    for solution in solve_n_queens(board_size):
        fig, ax = plt.subplots()
        plot_n_queens_solution(solution, ax)

This function uses the solve_n_queens function to generate all valid solutions to the n-queens puzzle of size board_size. It then loops over each solution, creating a new plot for each one using the plt.subplots() function, and then calling the plot_n_queens_solution function to plot the solution onto the plot. Finally, the plot is displayed using plt.show(). This process is repeated for each solution, resulting in all valid solutions being displayed as individual plots.

Now, let’s call this function to generate and display all valid solutions to the n-queens puzzle of size 4.


In this case we find only two valid solution.

Show solutions one by one

If the board size is larger, plotting all possible solutions would take up a lot of space. To address this issue, the following code generates widgets that enable you to choose a board size and iterate through the solutions.

We start by creating a user interface with a dropdown menu, a button, an output widget, and a label widget using the Python widgets module.

board_size_dropdown = widgets.Dropdown(options=list(range(1,21)), value=8, description="Board size: ")
next_button = widgets.Button(description="Next")
hbox = widgets.HBox([board_size_dropdown, next_button])
output = widgets.Output()
label = widgets.Label()

display(hbox, output, label)

We declare the following global variables:

gen = None
solution = None

The gen is a generator object that generates solutions for a given board size using the solve_n_queens function. The solution variable stores the next solution to be displayed in the output widget. It is updated each time the “Next” button is clicked to display the next solution in the generator.

def on_board_size_dropdown_change(change):
    global gen
    global solution
    if change['type'] == 'change' and change['name'] == 'value':
        value = change['new']
        next_button.layout.display = 'none'
        gen = solve_n_queens(value)
            solution = next(gen)            
            with output:
                fig, ax = plt.subplots()
                plot_n_queens_solution(solution, ax)
        except StopIteration:
            label.value = "No solutions found."

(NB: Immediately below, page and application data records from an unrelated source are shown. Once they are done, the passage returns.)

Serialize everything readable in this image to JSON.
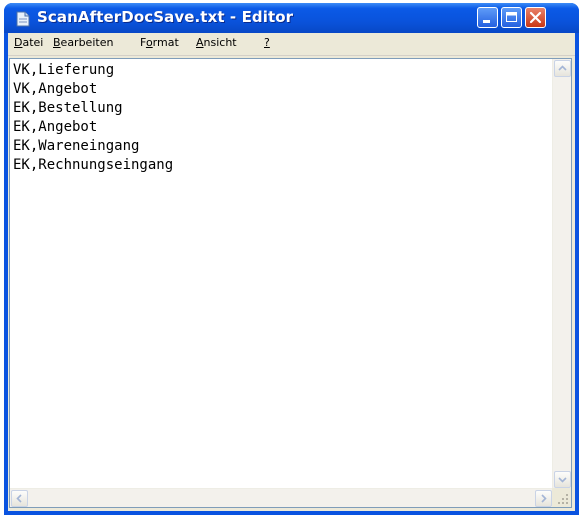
{
  "window": {
    "title": "ScanAfterDocSave.txt - Editor"
  },
  "menu": [
    {
      "pre": "",
      "u": "D",
      "post": "atei"
    },
    {
      "pre": "",
      "u": "B",
      "post": "earbeiten"
    },
    {
      "pre": "F",
      "u": "o",
      "post": "rmat"
    },
    {
      "pre": "",
      "u": "A",
      "post": "nsicht"
    },
    {
      "pre": "",
      "u": "?",
      "post": ""
    }
  ],
  "editor": {
    "lines": [
      "VK,Lieferung",
      "VK,Angebot",
      "EK,Bestellung",
      "EK,Angebot",
      "EK,Wareneingang",
      "EK,Rechnungseingang"
    ]
  },
  "icons": {
    "app": "notepad-icon",
    "minimize": "minimize-icon",
    "maximize": "maximize-icon",
    "close": "close-icon",
    "scroll_up": "arrow-up-icon",
    "scroll_down": "arrow-down-icon",
    "scroll_left": "arrow-left-icon",
    "scroll_right": "arrow-right-icon",
    "grip": "resize-grip-icon"
  }
}
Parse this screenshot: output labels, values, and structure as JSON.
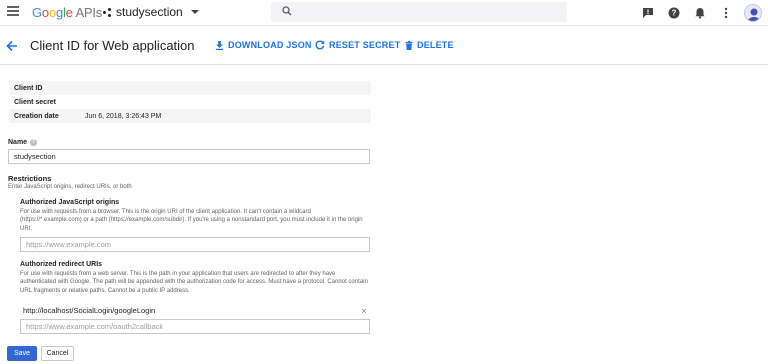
{
  "appbar": {
    "logo_parts": [
      "G",
      "o",
      "o",
      "g",
      "l",
      "e"
    ],
    "logo_suffix": "APIs",
    "project_name": "studysection",
    "search_placeholder": "",
    "icons": [
      "menu-icon",
      "support-icon",
      "help-icon",
      "notifications-icon",
      "more-vert-icon",
      "account-avatar"
    ]
  },
  "header": {
    "title": "Client ID for Web application",
    "actions": {
      "download": "DOWNLOAD JSON",
      "reset": "RESET SECRET",
      "delete": "DELETE"
    }
  },
  "info": {
    "client_id_label": "Client ID",
    "client_id_value": "",
    "client_secret_label": "Client secret",
    "client_secret_value": "",
    "creation_date_label": "Creation date",
    "creation_date_value": "Jun 6, 2018, 3:26:43 PM"
  },
  "name": {
    "label": "Name",
    "value": "studysection"
  },
  "restrictions": {
    "title": "Restrictions",
    "subtitle": "Enter JavaScript origins, redirect URIs, or both",
    "origins": {
      "title": "Authorized JavaScript origins",
      "desc": "For use with requests from a browser. This is the origin URI of the client application. It can't contain a wildcard (https://*.example.com) or a path (https://example.com/subdir). If you're using a nonstandard port, you must include it in the origin URI.",
      "placeholder": "https://www.example.com"
    },
    "redirects": {
      "title": "Authorized redirect URIs",
      "desc": "For use with requests from a web server. This is the path in your application that users are redirected to after they have authenticated with Google. The path will be appended with the authorization code for access. Must have a protocol. Cannot contain URL fragments or relative paths. Cannot be a public IP address.",
      "entries": [
        "http://localhost/SocialLogin/googleLogin"
      ],
      "remove_glyph": "×",
      "placeholder": "https://www.example.com/oauth2callback"
    }
  },
  "buttons": {
    "save": "Save",
    "cancel": "Cancel"
  },
  "colors": {
    "primary": "#3367d6",
    "link": "#1a73e8"
  }
}
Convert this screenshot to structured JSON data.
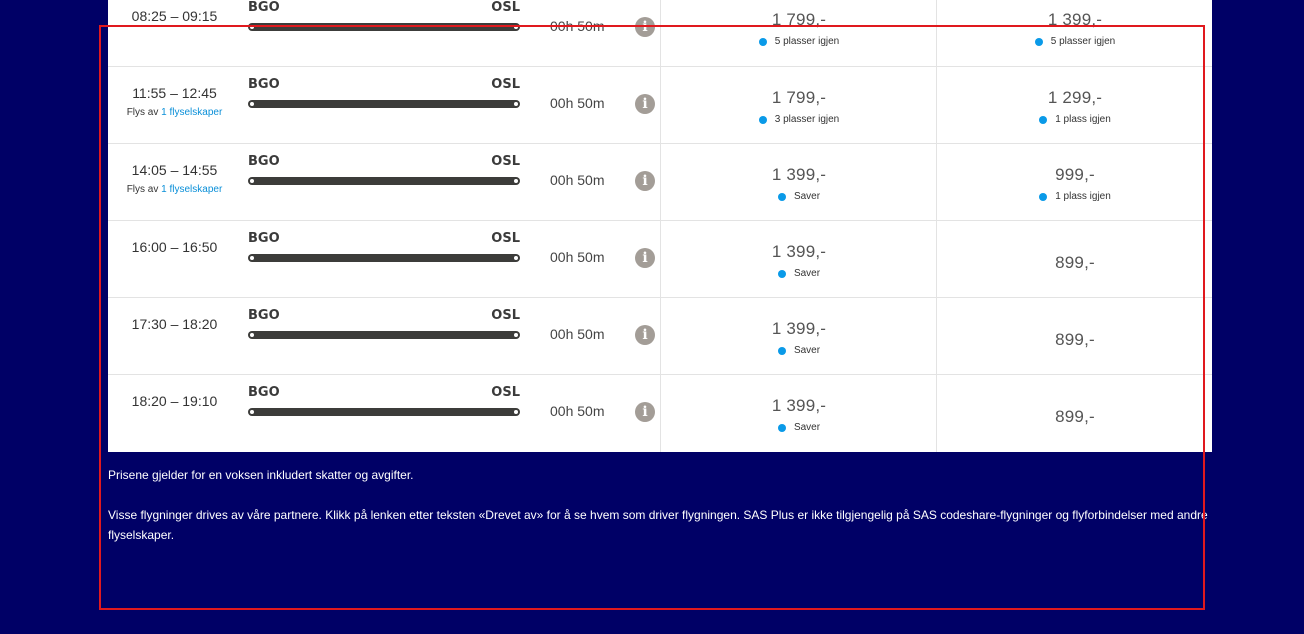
{
  "flights": [
    {
      "time": "08:25 – 09:15",
      "operator_prefix": "",
      "operator_link": "",
      "from": "BGO",
      "to": "OSL",
      "duration": "00h 50m",
      "price1": "1 799,-",
      "avail1": "5 plasser igjen",
      "price2": "1 399,-",
      "avail2": "5 plasser igjen"
    },
    {
      "time": "11:55 – 12:45",
      "operator_prefix": "Flys av",
      "operator_link": "1 flyselskaper",
      "from": "BGO",
      "to": "OSL",
      "duration": "00h 50m",
      "price1": "1 799,-",
      "avail1": "3 plasser igjen",
      "price2": "1 299,-",
      "avail2": "1 plass igjen"
    },
    {
      "time": "14:05 – 14:55",
      "operator_prefix": "Flys av",
      "operator_link": "1 flyselskaper",
      "from": "BGO",
      "to": "OSL",
      "duration": "00h 50m",
      "price1": "1 399,-",
      "avail1": "Saver",
      "price2": "999,-",
      "avail2": "1 plass igjen"
    },
    {
      "time": "16:00 – 16:50",
      "operator_prefix": "",
      "operator_link": "",
      "from": "BGO",
      "to": "OSL",
      "duration": "00h 50m",
      "price1": "1 399,-",
      "avail1": "Saver",
      "price2": "899,-",
      "avail2": ""
    },
    {
      "time": "17:30 – 18:20",
      "operator_prefix": "",
      "operator_link": "",
      "from": "BGO",
      "to": "OSL",
      "duration": "00h 50m",
      "price1": "1 399,-",
      "avail1": "Saver",
      "price2": "899,-",
      "avail2": ""
    },
    {
      "time": "18:20 – 19:10",
      "operator_prefix": "",
      "operator_link": "",
      "from": "BGO",
      "to": "OSL",
      "duration": "00h 50m",
      "price1": "1 399,-",
      "avail1": "Saver",
      "price2": "899,-",
      "avail2": ""
    }
  ],
  "info_icon": "info-icon",
  "notes": {
    "line1": "Prisene gjelder for en voksen inkludert skatter og avgifter.",
    "line2": "Visse flygninger drives av våre partnere. Klikk på lenken etter teksten «Drevet av» for å se hvem som driver flygningen. SAS Plus er ikke tilgjengelig på SAS codeshare-flygninger og flyforbindelser med andre flyselskaper."
  },
  "colors": {
    "background": "#000066",
    "availability_dot": "#0a9ae8",
    "link": "#0a8fd8",
    "highlight_border": "#e0191e"
  }
}
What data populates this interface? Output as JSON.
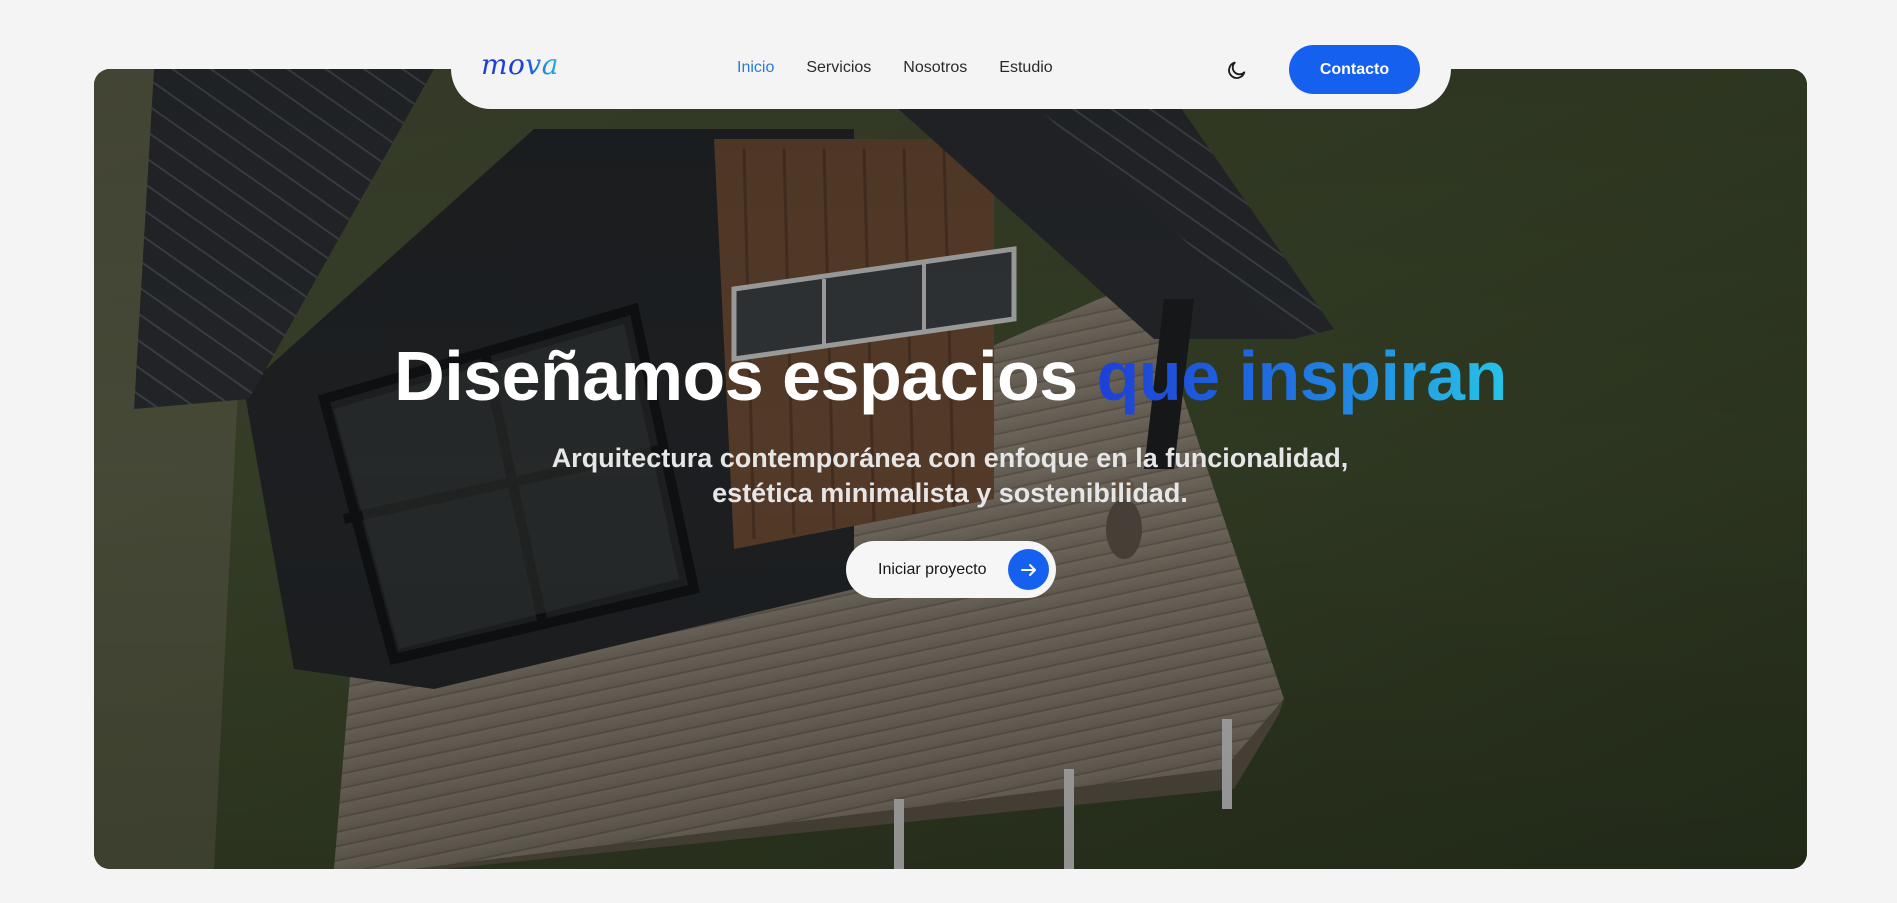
{
  "nav": {
    "logo": "mova",
    "links": [
      "Inicio",
      "Servicios",
      "Nosotros",
      "Estudio"
    ],
    "active_link": "Inicio",
    "contact_label": "Contacto",
    "theme_icon": "moon-icon"
  },
  "hero": {
    "title_plain": "Diseñamos espacios",
    "title_accent": "que inspiran",
    "subtitle_line1": "Arquitectura contemporánea con enfoque en la funcionalidad,",
    "subtitle_line2": "estética minimalista y sostenibilidad.",
    "cta_label": "Iniciar proyecto",
    "cta_icon": "arrow-right-icon"
  },
  "colors": {
    "accent": "#1660f0",
    "active_link": "#2b7bd6",
    "gradient_start": "#1d3fd6",
    "gradient_end": "#27c3e6",
    "page_background": "#f4f4f4"
  }
}
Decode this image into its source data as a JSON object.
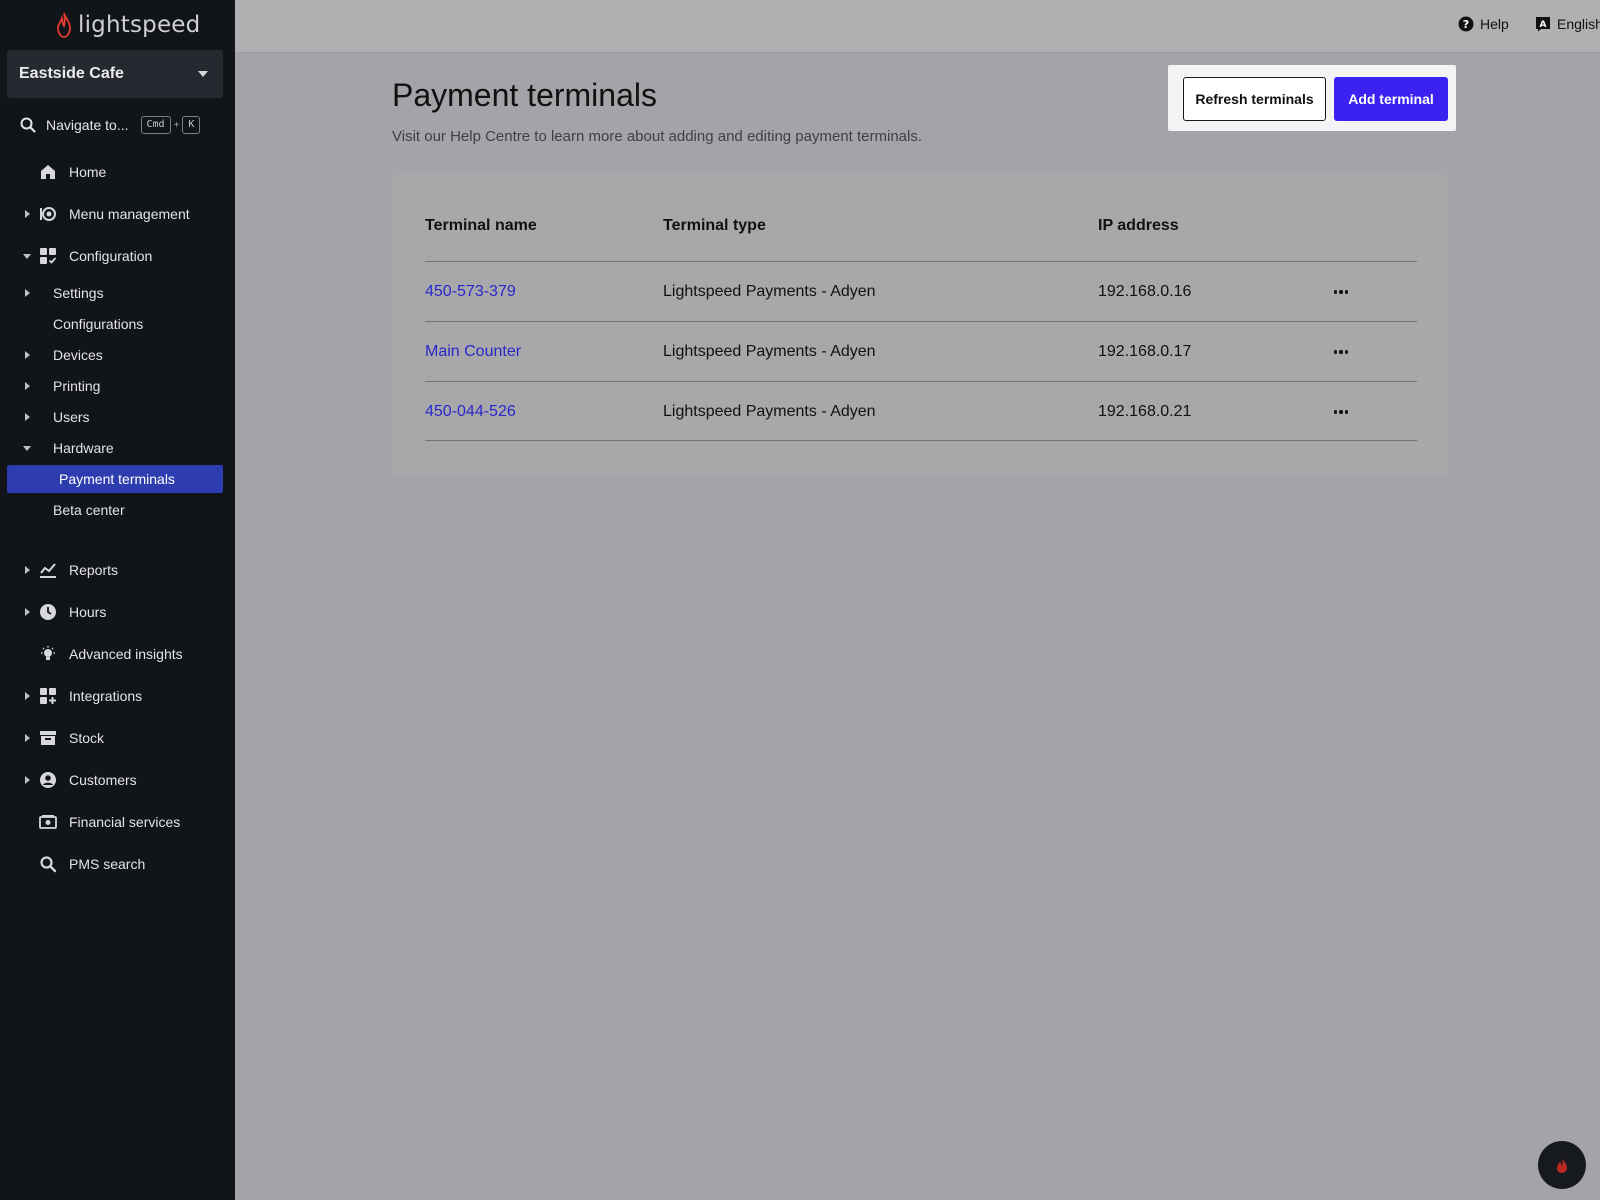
{
  "brand": {
    "logo_text": "lightspeed",
    "accent": "#e23b2e"
  },
  "sidebar": {
    "store_name": "Eastside Cafe",
    "navigate_label": "Navigate to...",
    "shortcut_keys": [
      "Cmd",
      "+",
      "K"
    ],
    "items": [
      {
        "label": "Home",
        "icon": "home-icon"
      },
      {
        "label": "Menu management",
        "icon": "menu-management-icon"
      },
      {
        "label": "Configuration",
        "icon": "configuration-icon"
      },
      {
        "label": "Reports",
        "icon": "reports-icon"
      },
      {
        "label": "Hours",
        "icon": "clock-icon"
      },
      {
        "label": "Advanced insights",
        "icon": "lightbulb-icon"
      },
      {
        "label": "Integrations",
        "icon": "integrations-icon"
      },
      {
        "label": "Stock",
        "icon": "stock-icon"
      },
      {
        "label": "Customers",
        "icon": "customer-icon"
      },
      {
        "label": "Financial services",
        "icon": "financial-services-icon"
      },
      {
        "label": "PMS search",
        "icon": "search-icon"
      }
    ],
    "config_subitems": [
      {
        "label": "Settings"
      },
      {
        "label": "Configurations"
      },
      {
        "label": "Devices"
      },
      {
        "label": "Printing"
      },
      {
        "label": "Users"
      },
      {
        "label": "Hardware"
      },
      {
        "label": "Payment terminals"
      },
      {
        "label": "Beta center"
      }
    ],
    "active_color": "#2d3db0"
  },
  "topbar": {
    "help_label": "Help",
    "language_label": "English"
  },
  "main": {
    "title": "Payment terminals",
    "subtitle": "Visit our Help Centre to learn more about adding and editing payment terminals.",
    "refresh_label": "Refresh terminals",
    "add_label": "Add terminal",
    "add_color": "#3b22f0"
  },
  "table": {
    "headers": [
      "Terminal name",
      "Terminal type",
      "IP address"
    ],
    "rows": [
      {
        "name": "450-573-379",
        "type": "Lightspeed Payments - Adyen",
        "ip": "192.168.0.16"
      },
      {
        "name": "Main Counter",
        "type": "Lightspeed Payments - Adyen",
        "ip": "192.168.0.17"
      },
      {
        "name": "450-044-526",
        "type": "Lightspeed Payments - Adyen",
        "ip": "192.168.0.21"
      }
    ]
  }
}
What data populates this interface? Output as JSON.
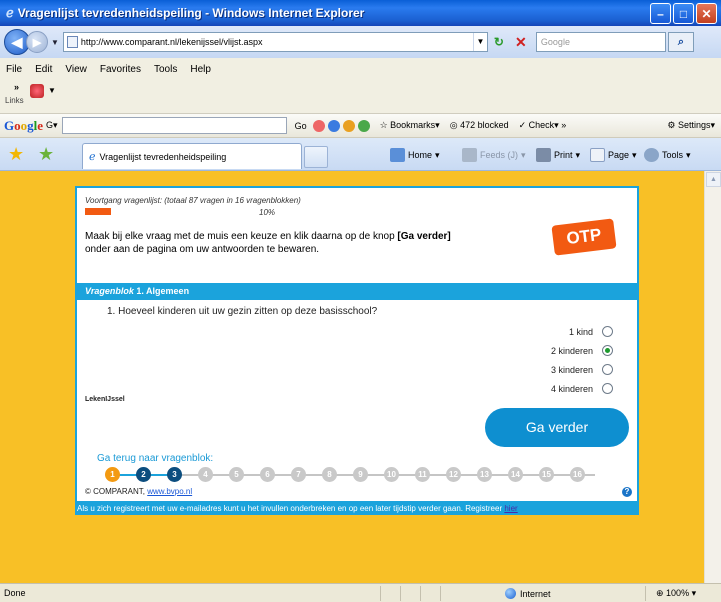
{
  "window": {
    "title": "Vragenlijst tevredenheidspeiling - Windows Internet Explorer"
  },
  "address_bar": {
    "url": "http://www.comparant.nl/lekenijssel/vlijst.aspx",
    "search_placeholder": "Google"
  },
  "menu": [
    "File",
    "Edit",
    "View",
    "Favorites",
    "Tools",
    "Help"
  ],
  "links_bar": {
    "label": "Links"
  },
  "google_toolbar": {
    "go_label": "Go",
    "bookmarks_label": "Bookmarks",
    "blocked_label": "472 blocked",
    "check_label": "Check",
    "settings_label": "Settings"
  },
  "tab": {
    "title": "Vragenlijst tevredenheidspeiling"
  },
  "command_bar": {
    "home": "Home",
    "feeds": "Feeds (J)",
    "print": "Print",
    "page": "Page",
    "tools": "Tools"
  },
  "survey": {
    "progress_label": "Voortgang vragenlijst: (totaal 87 vragen in 16 vragenblokken)",
    "progress_percent": "10%",
    "progress_value": 0.1,
    "instruction_line1_pre": "Maak bij elke vraag met de muis een keuze en klik daarna op de knop ",
    "instruction_button_ref": "[Ga verder]",
    "instruction_line2": "onder aan de pagina om uw antwoorden te bewaren.",
    "logo_text": "OTP",
    "block_prefix": "Vragenblok",
    "block_title": "1. Algemeen",
    "question": "1. Hoeveel kinderen uit uw gezin zitten op deze basisschool?",
    "options": [
      {
        "label": "1 kind",
        "selected": false
      },
      {
        "label": "2 kinderen",
        "selected": true
      },
      {
        "label": "3 kinderen",
        "selected": false
      },
      {
        "label": "4 kinderen",
        "selected": false
      }
    ],
    "school_name": "LekenIJssel",
    "continue_button": "Ga verder",
    "back_label": "Ga terug naar vragenblok:",
    "steps": [
      "1",
      "2",
      "3",
      "4",
      "5",
      "6",
      "7",
      "8",
      "9",
      "10",
      "11",
      "12",
      "13",
      "14",
      "15",
      "16"
    ],
    "current_step": 1,
    "completed_steps": [
      2,
      3
    ],
    "copyright_prefix": "© COMPARANT,",
    "copyright_link": "www.bvpo.nl",
    "register_text": "Als u zich registreert met uw e-mailadres kunt u het invullen onderbreken en op een later tijdstip verder gaan. Registreer",
    "register_link": "hier"
  },
  "status_bar": {
    "status": "Done",
    "zone": "Internet",
    "zoom": "100%"
  },
  "colors": {
    "page_background": "#f8c026",
    "accent_blue": "#1ba3dc",
    "accent_orange": "#f25a12",
    "step_current": "#f39a12",
    "step_done": "#0c4e7f"
  }
}
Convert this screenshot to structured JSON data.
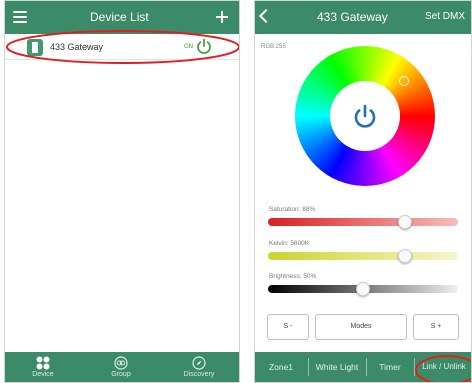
{
  "left": {
    "title": "Device List",
    "device": {
      "name": "433 Gateway",
      "status": "ON"
    },
    "tabs": [
      {
        "label": "Device",
        "icon": "grid-icon"
      },
      {
        "label": "Group",
        "icon": "group-icon"
      },
      {
        "label": "Discovery",
        "icon": "compass-icon"
      }
    ]
  },
  "right": {
    "title": "433 Gateway",
    "set_dmx": "Set DMX",
    "rgb": "RGB:255",
    "saturation": {
      "label": "Saturation: 88%",
      "value": 0.72
    },
    "kelvin": {
      "label": "Kelvin: 5600K",
      "value": 0.72
    },
    "brightness": {
      "label": "Brightness: 50%",
      "value": 0.5
    },
    "buttons": {
      "s_minus": "S -",
      "modes": "Modes",
      "s_plus": "S +"
    },
    "tabs": [
      "Zone1",
      "White Light",
      "Timer",
      "Link / Unlink"
    ]
  },
  "colors": {
    "accent": "#3b8a68",
    "power": "#1e72b8",
    "on": "#3aa03a",
    "highlight": "#e02020"
  }
}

            solution = next(gen).copy()
            label.value = ""
            next_button.layout.display = 'inline-block'
        except StopIteration:
            label.value = ""


The on_board_size_dropdown_change function handles changes to the board size dropdown menu. It clears the output widget, displays the first solution (if any), and stores the next solution in the solution variable (if any).

def on_next_button_clicked(b):
    global gen
    global solution
    with output:
        fig, ax = plt.subplots()
        plot_n_queens_solution(solution, ax)
        solution = next(gen)
    except StopIteration:
        label.value = ""
        next_button.layout.display = 'none'


on_board_size_dropdown_change({'type': 'change', 'name': 'value', 'new': board_size_dropdown.value})

The on_next_button_clicked function handles clicks on the “Next” button by clearing the output widget, displaying the current solution, and generating the next solution.

Create a Matplotlib animation that shows all solutions

Another thing we can do is animate all solutions. We first set up the necessary functions and objects for later use in creating an animation.

fig, ax = plt.subplots()

def gen_func(n):
    def generator():
        yield from solve_n_queens(n)
    return generator

def animate(solution):
    plot_n_queens_solution(solution, ax)


We can then create an animation of the n-queens problem using the matplotlib.animation module and display it.

board_size = 8

anim = matplotlib.animation.FuncAnimation(fig, animate, frames=gen_func(board_size), save_count=999999999999)